_Work instruction_
Lines with the word "JSON" are the ones wanted. Copy each of them from the entries below.

_Data extract_

┄┄┄┄┄┄┄┄┄┄┄┄┄┄┄┄┄┄┄┄

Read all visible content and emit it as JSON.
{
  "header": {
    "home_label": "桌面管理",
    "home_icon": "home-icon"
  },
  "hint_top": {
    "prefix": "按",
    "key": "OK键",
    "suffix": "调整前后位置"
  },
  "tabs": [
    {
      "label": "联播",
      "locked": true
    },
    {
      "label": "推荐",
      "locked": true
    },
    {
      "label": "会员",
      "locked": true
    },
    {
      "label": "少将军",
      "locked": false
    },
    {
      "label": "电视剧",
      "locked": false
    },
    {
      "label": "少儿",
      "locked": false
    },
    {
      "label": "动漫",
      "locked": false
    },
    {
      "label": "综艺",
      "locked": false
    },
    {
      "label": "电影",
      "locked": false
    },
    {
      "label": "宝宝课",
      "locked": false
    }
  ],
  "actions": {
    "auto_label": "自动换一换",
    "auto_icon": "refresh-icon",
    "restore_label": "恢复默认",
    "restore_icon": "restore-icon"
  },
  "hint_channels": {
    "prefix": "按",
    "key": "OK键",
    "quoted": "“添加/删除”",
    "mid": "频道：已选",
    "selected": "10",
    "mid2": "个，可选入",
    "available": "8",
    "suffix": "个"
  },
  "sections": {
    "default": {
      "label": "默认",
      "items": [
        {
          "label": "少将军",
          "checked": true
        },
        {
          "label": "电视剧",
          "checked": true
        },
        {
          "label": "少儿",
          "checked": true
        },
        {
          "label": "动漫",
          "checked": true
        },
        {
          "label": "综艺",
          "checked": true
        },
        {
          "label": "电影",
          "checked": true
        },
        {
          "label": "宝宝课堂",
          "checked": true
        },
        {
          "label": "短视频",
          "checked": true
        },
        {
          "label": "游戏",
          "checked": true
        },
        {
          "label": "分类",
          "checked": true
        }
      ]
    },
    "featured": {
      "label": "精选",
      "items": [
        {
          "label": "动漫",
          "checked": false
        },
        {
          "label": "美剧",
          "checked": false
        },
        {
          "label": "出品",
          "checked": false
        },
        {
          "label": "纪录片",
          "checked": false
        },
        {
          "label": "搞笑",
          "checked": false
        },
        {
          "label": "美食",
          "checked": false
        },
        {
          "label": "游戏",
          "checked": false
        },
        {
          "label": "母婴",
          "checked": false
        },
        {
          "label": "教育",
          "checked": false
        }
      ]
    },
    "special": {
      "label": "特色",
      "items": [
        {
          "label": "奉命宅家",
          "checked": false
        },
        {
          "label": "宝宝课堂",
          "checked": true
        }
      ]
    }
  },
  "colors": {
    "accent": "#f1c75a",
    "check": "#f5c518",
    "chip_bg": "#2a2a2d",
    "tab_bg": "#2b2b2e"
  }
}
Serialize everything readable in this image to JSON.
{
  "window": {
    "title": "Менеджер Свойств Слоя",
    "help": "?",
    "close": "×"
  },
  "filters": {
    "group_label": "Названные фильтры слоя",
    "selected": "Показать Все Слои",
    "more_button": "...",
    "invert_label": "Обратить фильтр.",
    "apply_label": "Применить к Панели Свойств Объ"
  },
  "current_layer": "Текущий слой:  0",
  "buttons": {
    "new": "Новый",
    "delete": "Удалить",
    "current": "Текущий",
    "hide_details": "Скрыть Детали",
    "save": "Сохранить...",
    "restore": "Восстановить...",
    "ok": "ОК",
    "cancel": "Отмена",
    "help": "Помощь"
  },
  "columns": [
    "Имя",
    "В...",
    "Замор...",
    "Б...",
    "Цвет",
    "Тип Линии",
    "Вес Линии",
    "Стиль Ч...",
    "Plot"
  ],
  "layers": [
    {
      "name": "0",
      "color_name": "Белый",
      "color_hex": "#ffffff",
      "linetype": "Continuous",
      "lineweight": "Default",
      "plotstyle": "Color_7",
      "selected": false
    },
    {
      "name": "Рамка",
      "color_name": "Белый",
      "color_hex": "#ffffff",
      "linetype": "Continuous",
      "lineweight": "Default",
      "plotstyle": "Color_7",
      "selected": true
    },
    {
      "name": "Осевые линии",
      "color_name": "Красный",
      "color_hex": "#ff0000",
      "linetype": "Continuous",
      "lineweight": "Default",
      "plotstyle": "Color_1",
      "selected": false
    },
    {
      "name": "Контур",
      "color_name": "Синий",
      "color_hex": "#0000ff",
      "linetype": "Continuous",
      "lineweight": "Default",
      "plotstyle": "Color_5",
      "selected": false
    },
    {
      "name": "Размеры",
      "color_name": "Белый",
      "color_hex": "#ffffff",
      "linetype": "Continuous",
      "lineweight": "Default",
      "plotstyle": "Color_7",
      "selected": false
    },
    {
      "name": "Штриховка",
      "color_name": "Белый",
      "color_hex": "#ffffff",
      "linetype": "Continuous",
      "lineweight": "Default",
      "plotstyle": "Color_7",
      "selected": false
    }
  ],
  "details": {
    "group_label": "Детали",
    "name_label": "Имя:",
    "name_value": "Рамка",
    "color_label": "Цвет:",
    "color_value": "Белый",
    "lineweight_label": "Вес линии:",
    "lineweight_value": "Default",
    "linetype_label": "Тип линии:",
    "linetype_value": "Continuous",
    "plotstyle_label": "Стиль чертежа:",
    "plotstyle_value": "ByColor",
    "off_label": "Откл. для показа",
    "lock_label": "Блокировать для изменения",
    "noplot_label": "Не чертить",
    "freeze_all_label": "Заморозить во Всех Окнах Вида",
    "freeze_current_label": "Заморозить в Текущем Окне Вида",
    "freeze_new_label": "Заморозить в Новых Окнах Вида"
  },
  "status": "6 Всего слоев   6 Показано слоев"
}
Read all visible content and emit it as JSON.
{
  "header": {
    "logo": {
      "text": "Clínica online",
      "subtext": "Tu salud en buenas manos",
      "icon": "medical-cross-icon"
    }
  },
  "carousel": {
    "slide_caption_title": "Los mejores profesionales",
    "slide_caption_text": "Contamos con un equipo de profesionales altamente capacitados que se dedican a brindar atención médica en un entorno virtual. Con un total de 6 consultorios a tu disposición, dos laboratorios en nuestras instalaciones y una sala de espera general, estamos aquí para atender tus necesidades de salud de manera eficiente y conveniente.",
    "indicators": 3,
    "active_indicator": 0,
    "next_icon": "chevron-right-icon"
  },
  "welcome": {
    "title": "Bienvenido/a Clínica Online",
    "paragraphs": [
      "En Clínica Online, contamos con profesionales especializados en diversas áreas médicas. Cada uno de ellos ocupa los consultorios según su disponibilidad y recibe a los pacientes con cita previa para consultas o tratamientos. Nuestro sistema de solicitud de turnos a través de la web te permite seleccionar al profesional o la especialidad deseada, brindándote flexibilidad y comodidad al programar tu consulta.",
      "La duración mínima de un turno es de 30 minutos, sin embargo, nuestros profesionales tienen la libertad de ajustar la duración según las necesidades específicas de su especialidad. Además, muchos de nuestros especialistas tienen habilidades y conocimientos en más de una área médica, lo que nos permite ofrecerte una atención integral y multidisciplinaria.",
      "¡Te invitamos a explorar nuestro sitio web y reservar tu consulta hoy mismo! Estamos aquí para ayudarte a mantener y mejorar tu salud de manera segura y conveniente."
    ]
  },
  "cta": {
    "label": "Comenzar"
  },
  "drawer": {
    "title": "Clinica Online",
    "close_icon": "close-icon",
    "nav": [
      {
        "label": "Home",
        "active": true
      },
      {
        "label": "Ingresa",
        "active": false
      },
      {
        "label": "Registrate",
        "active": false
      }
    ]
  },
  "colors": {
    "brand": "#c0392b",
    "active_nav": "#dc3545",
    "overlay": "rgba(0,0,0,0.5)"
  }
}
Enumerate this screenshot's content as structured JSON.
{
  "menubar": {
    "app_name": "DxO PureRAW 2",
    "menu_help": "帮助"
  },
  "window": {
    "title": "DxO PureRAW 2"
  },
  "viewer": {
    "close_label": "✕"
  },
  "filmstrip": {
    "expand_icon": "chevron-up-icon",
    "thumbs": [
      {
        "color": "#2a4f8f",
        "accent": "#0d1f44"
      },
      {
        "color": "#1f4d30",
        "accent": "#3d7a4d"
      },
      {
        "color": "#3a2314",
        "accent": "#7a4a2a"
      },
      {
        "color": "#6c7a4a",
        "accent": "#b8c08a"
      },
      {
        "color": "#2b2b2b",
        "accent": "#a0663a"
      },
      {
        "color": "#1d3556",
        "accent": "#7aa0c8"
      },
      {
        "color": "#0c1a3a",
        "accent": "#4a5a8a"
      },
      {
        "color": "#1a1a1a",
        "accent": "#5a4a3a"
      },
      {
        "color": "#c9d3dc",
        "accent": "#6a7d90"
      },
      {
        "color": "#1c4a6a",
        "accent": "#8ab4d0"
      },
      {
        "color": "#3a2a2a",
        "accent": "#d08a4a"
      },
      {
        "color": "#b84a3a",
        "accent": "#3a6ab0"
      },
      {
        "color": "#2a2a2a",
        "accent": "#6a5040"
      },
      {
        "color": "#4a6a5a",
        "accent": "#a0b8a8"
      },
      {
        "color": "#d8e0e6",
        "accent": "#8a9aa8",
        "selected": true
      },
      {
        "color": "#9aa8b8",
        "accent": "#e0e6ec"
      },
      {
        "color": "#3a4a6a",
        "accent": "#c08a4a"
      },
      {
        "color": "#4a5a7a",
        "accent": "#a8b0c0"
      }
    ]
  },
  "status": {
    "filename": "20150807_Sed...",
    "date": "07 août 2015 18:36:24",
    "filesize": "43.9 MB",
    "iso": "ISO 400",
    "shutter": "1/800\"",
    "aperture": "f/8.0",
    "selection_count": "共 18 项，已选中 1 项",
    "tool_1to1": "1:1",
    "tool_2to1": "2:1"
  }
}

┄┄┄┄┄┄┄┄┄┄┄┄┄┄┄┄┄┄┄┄

_Response to this task_
Read all visible content and emit it as JSON.
Serialize everything readable in this image to JSON.
Read all visible content and emit it as JSON.
Enumerate this screenshot's content as structured JSON.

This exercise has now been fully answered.